Many airlines operate with a single-department mentality in planning and execution. Operations and commercial planning do not coordinate, KPIs are addressed in isolation, analytics do not work across functions, and individual teams add their own buffers.
When disruptions occur, airlines have trouble tracking cause and effects — multiple data sources report on different aspects of the issue. Meetings and reports focus on incidents or averages rather than the big picture.
Taking a systemwide point of view leads to limited differentiation and testing among functions and areas of operation. Frontline staff often lack critical information and do not have the ability (or authority) to make on-the-ground decisions.
It’s easy for software to lose pace with growing complexity, especially for companies with multiple hubs in multiple jurisdictions. Outdated IT systems do not provide real intelligence or run optimization algorithms.

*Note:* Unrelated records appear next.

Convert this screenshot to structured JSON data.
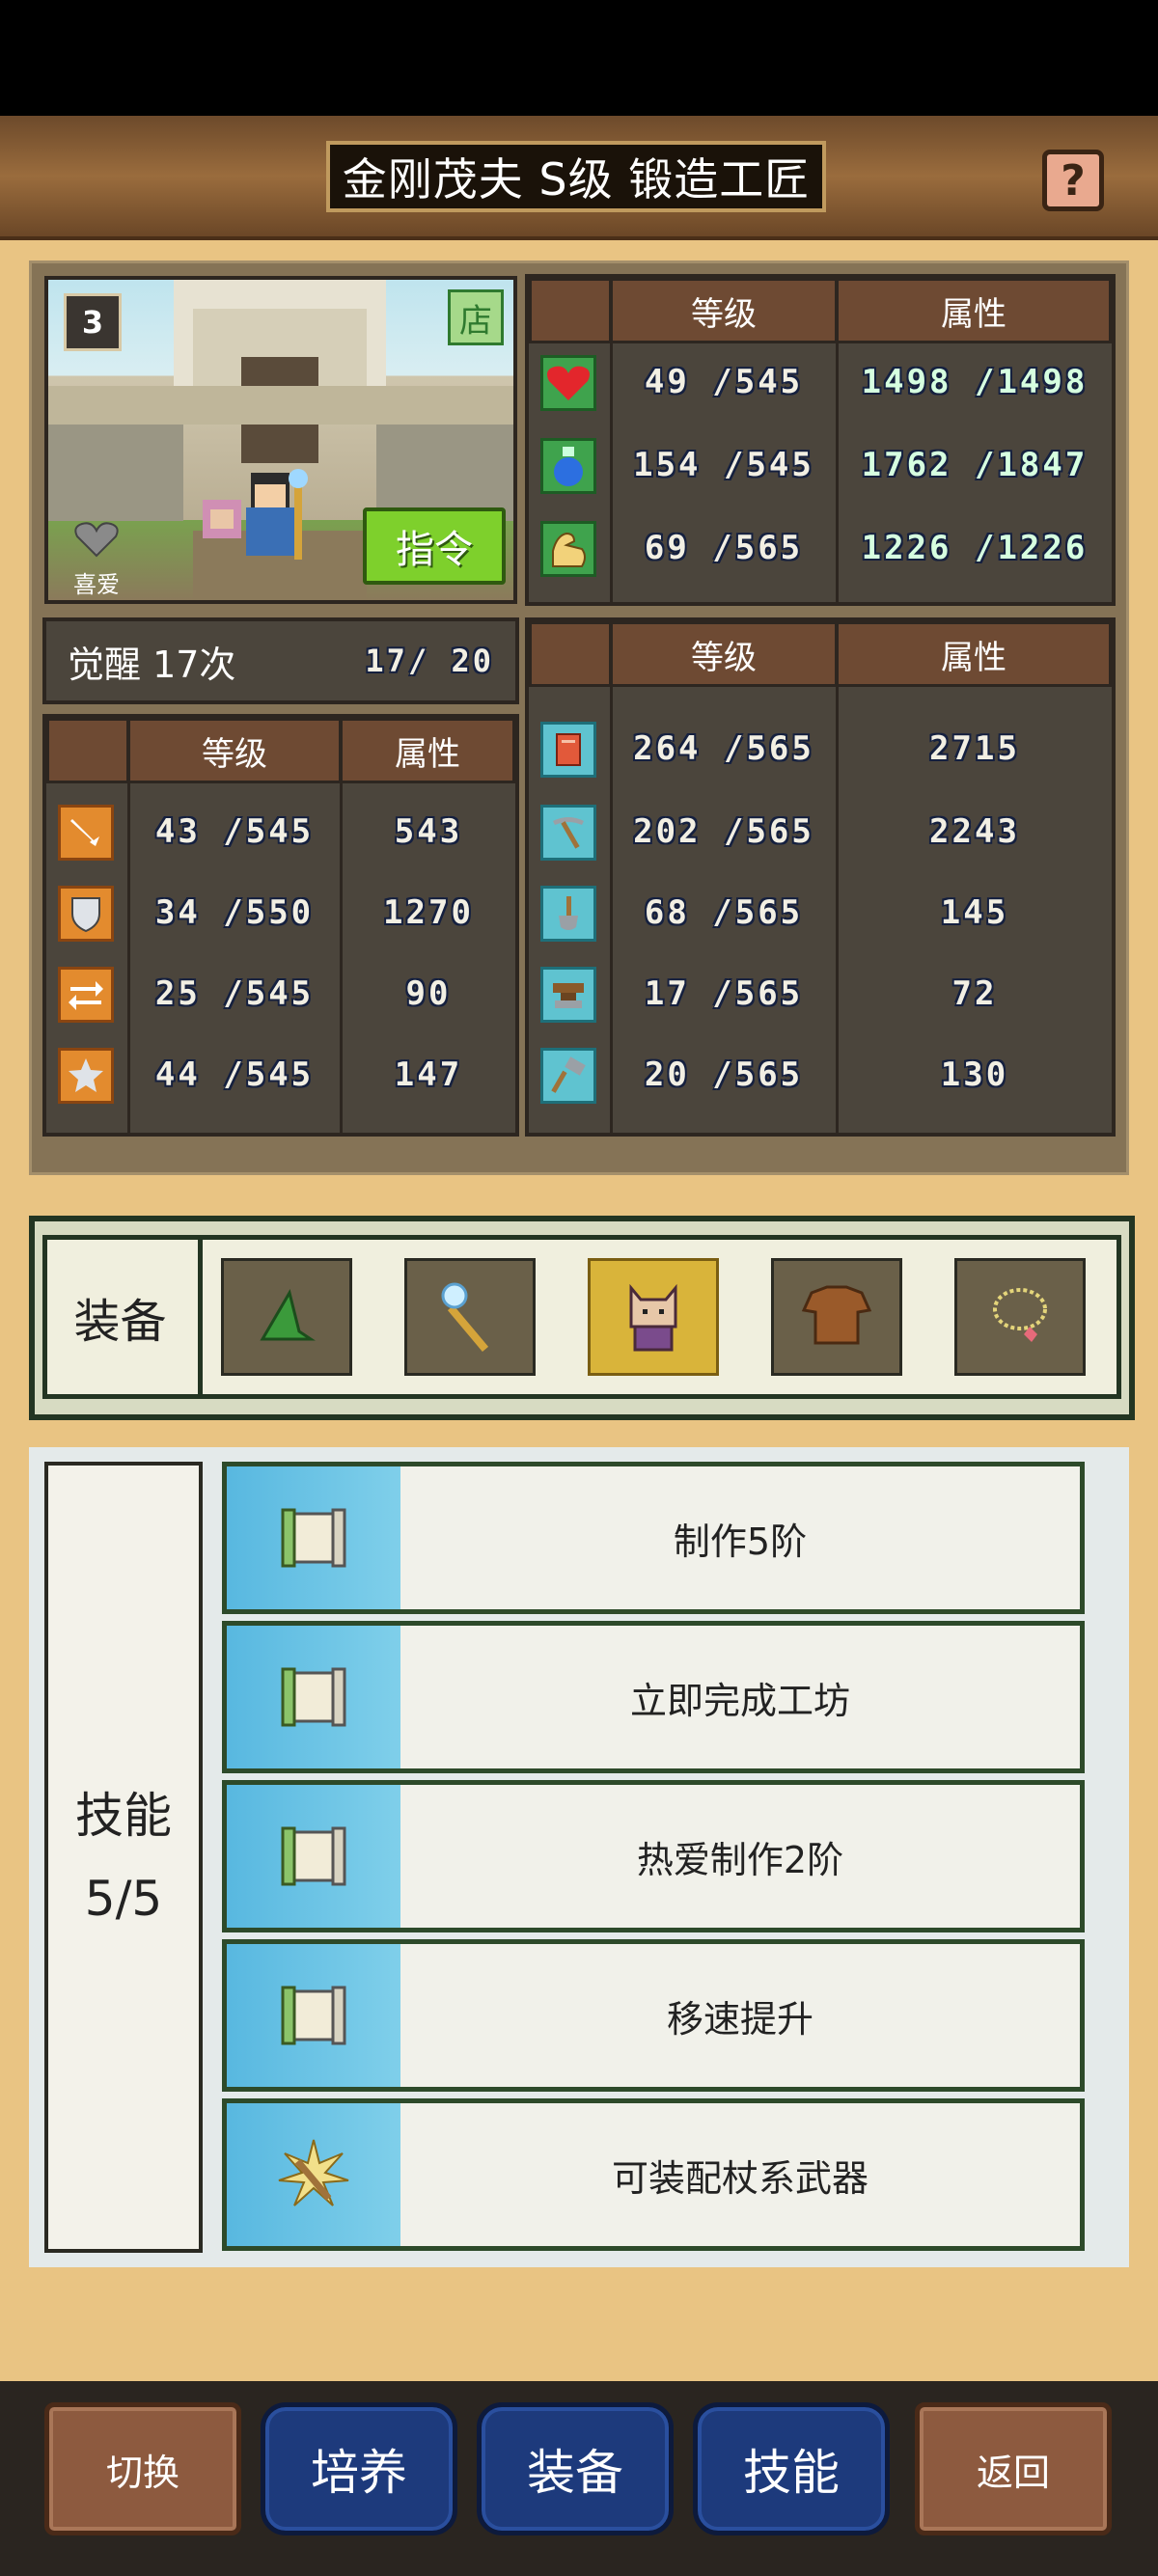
{
  "title": "金刚茂夫 S级 锻造工匠",
  "help_glyph": "?",
  "portrait": {
    "floor_badge": "3",
    "store_label": "店",
    "like_label": "喜爱",
    "command_label": "指令"
  },
  "vitals": {
    "header_level": "等级",
    "header_attr": "属性",
    "rows": [
      {
        "icon": "heart-icon",
        "level": "49 /545",
        "attr": "1498 /1498"
      },
      {
        "icon": "potion-icon",
        "level": "154 /545",
        "attr": "1762 /1847"
      },
      {
        "icon": "strength-icon",
        "level": "69 /565",
        "attr": "1226 /1226"
      }
    ]
  },
  "awaken": {
    "label": "觉醒 17次",
    "progress": "17/ 20"
  },
  "combat": {
    "header_level": "等级",
    "header_attr": "属性",
    "rows": [
      {
        "icon": "sword-icon",
        "level": "43 /545",
        "attr": "543"
      },
      {
        "icon": "shield-icon",
        "level": "34 /550",
        "attr": "1270"
      },
      {
        "icon": "speed-icon",
        "level": "25 /545",
        "attr": "90"
      },
      {
        "icon": "star-icon",
        "level": "44 /545",
        "attr": "147"
      }
    ]
  },
  "crafting": {
    "header_level": "等级",
    "header_attr": "属性",
    "rows": [
      {
        "icon": "book-icon",
        "level": "264 /565",
        "attr": "2715"
      },
      {
        "icon": "pickaxe-icon",
        "level": "202 /565",
        "attr": "2243"
      },
      {
        "icon": "shovel-icon",
        "level": "68 /565",
        "attr": "145"
      },
      {
        "icon": "anvil-icon",
        "level": "17 /565",
        "attr": "72"
      },
      {
        "icon": "hammer-icon",
        "level": "20 /565",
        "attr": "130"
      }
    ]
  },
  "equipment": {
    "label": "装备",
    "slots": [
      {
        "icon": "green-hat-icon",
        "selected": false
      },
      {
        "icon": "staff-icon",
        "selected": false
      },
      {
        "icon": "cat-doll-icon",
        "selected": true
      },
      {
        "icon": "leather-armor-icon",
        "selected": false
      },
      {
        "icon": "necklace-icon",
        "selected": false
      }
    ]
  },
  "skills": {
    "label": "技能",
    "count": "5/5",
    "items": [
      {
        "icon": "scroll-icon",
        "name": "制作5阶"
      },
      {
        "icon": "scroll-icon",
        "name": "立即完成工坊"
      },
      {
        "icon": "scroll-icon",
        "name": "热爱制作2阶"
      },
      {
        "icon": "scroll-icon",
        "name": "移速提升"
      },
      {
        "icon": "staff-burst-icon",
        "name": "可装配杖系武器"
      }
    ]
  },
  "nav": {
    "switch": "切换",
    "train": "培养",
    "equip": "装备",
    "skill": "技能",
    "back": "返回"
  },
  "colors": {
    "background": "#e9c483",
    "header": "#9a6c3d",
    "table_dark": "#4b453c",
    "table_header": "#6e4a33",
    "command_green": "#7ed02c",
    "skill_blue": "#58b8e0",
    "nav_blue": "#1d3a7c",
    "nav_brown": "#8d5a3f"
  }
}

Airlines often focus on their investments in fleet and digital innovations in commercial areas. They treat operations as a cost center and do not tap its potential to boost customer and employee satisfaction as well as financial results.